In the recent appellate decision of Commonwealth v. Hernandez, a defendant appealed from a conviction for receiving stolen property. The case arose when the defendant was riding a bicycle down the street, pulling another bicycle along with him. The police stopped him and asked what he was doing. The defendant offered two explanations for having a second bicycle. He also consented to the officers searching the duffel bag he wore on his back.
The duffel bag contained a package of Proactiv with a label addressed to Thomas Shepard. The defendant claimed he found the bike and the box nearby, and he offered to return them both. The officers arrested him on the grounds that he gave conflicting accounts of the objects and was carrying something that was addressed to someone else.

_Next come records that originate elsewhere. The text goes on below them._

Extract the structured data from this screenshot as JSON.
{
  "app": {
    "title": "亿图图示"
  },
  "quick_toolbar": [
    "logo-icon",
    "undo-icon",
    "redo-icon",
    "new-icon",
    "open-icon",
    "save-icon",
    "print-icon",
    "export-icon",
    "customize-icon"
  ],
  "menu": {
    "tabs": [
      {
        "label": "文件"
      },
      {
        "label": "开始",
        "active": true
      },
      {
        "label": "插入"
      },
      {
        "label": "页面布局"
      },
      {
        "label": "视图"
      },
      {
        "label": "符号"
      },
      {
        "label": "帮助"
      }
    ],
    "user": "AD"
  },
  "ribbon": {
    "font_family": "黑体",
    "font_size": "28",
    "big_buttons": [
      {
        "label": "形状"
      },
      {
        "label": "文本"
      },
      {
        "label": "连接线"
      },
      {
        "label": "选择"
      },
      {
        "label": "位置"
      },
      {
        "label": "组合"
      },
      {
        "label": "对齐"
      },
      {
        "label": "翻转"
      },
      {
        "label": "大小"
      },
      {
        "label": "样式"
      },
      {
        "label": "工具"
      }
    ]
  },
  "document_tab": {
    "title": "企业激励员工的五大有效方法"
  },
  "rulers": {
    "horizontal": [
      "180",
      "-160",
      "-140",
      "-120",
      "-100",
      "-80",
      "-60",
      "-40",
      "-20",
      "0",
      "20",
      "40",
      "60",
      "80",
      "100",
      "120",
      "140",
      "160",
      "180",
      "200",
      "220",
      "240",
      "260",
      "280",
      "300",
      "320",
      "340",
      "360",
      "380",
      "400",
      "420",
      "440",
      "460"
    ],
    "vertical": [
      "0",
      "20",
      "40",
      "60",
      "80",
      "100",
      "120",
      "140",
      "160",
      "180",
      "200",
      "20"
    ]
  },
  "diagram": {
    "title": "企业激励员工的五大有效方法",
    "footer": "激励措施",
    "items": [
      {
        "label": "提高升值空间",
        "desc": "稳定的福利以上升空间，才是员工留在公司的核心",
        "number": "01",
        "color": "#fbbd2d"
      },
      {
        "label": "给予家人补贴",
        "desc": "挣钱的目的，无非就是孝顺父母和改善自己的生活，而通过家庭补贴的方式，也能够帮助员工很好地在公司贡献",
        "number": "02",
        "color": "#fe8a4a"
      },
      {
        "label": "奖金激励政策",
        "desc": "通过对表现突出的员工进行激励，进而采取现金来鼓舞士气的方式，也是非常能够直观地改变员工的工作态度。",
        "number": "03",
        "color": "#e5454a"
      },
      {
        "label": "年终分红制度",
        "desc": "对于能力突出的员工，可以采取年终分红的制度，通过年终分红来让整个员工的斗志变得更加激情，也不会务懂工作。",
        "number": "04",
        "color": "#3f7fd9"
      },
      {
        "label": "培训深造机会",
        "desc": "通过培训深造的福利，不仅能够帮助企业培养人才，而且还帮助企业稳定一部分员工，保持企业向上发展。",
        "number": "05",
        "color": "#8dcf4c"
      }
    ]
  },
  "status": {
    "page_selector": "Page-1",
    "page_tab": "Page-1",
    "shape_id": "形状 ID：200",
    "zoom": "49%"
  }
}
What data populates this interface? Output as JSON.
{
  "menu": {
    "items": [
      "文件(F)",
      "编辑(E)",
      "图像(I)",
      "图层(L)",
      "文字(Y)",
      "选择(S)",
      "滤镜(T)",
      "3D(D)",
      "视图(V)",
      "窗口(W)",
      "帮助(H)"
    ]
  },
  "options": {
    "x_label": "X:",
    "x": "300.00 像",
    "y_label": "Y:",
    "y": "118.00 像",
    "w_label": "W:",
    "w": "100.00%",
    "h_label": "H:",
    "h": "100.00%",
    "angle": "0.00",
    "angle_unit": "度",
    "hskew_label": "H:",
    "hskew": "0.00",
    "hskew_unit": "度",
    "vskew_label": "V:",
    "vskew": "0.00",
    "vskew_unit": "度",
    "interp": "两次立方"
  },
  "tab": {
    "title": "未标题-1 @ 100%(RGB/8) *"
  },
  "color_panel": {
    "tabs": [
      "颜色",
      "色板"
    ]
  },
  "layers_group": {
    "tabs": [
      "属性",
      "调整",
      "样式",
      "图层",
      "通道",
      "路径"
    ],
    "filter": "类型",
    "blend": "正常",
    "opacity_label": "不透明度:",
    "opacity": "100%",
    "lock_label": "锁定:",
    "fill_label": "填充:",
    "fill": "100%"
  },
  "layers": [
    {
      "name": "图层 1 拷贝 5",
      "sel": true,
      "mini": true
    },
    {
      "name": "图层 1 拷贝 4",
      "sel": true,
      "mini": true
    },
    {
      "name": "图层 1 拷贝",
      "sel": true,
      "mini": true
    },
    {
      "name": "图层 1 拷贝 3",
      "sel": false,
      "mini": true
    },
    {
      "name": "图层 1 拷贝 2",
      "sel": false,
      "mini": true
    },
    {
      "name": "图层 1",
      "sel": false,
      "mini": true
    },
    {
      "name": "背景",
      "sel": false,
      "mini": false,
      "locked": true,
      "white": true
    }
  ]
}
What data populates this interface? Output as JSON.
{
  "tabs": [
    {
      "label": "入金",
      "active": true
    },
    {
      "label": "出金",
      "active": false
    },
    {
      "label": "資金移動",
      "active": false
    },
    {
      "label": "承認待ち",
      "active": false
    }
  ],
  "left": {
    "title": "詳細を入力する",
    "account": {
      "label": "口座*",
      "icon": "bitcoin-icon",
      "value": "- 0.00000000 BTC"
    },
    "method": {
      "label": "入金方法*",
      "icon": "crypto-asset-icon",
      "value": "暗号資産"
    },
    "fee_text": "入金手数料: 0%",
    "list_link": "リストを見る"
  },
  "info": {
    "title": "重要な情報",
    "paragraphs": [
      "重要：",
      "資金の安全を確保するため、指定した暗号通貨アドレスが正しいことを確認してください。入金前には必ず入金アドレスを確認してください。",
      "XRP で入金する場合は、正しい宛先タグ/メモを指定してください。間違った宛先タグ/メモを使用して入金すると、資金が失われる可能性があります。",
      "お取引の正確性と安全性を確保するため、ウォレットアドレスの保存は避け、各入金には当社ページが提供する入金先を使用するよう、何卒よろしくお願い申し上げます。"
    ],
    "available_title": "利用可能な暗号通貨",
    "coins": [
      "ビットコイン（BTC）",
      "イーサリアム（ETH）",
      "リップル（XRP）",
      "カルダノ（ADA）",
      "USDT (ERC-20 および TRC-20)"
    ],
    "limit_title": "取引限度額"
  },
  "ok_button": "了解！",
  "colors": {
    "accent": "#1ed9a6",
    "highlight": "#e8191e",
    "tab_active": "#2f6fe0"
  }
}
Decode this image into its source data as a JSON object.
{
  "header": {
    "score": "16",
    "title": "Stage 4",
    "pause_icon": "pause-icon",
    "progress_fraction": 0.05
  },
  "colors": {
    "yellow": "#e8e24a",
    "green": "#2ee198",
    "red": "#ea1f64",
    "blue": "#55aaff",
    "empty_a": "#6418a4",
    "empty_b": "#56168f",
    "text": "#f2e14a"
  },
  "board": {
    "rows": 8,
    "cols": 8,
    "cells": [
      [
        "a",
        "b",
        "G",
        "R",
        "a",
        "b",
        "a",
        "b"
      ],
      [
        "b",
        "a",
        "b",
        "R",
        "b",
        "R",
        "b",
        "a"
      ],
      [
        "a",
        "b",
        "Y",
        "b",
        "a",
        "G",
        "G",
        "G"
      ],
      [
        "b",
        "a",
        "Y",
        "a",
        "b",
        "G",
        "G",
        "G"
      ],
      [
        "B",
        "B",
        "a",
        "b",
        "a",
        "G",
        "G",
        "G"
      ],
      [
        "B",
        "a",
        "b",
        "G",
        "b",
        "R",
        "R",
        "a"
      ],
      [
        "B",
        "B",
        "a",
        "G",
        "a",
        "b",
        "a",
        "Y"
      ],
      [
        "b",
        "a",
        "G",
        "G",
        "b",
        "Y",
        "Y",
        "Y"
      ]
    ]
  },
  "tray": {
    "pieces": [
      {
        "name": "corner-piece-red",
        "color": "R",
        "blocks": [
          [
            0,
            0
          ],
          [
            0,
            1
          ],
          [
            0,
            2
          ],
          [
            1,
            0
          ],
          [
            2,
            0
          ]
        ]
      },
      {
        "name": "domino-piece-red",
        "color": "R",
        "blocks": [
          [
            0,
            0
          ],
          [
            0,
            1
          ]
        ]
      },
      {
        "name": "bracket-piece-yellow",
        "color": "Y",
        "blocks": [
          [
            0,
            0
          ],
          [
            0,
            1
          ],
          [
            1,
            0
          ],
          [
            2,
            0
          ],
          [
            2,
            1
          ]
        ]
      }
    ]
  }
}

At a bench trial, the owner of the Proactiv, Thomas Shepard, testified that he hadn't changed the address on his Proactiv shipments when he moved and hadn't realized he was missing a package until the prosecutor contacted him. The defendant moved for a required finding of not guilty when the state closed its case, but his motion was denied. He was convicted.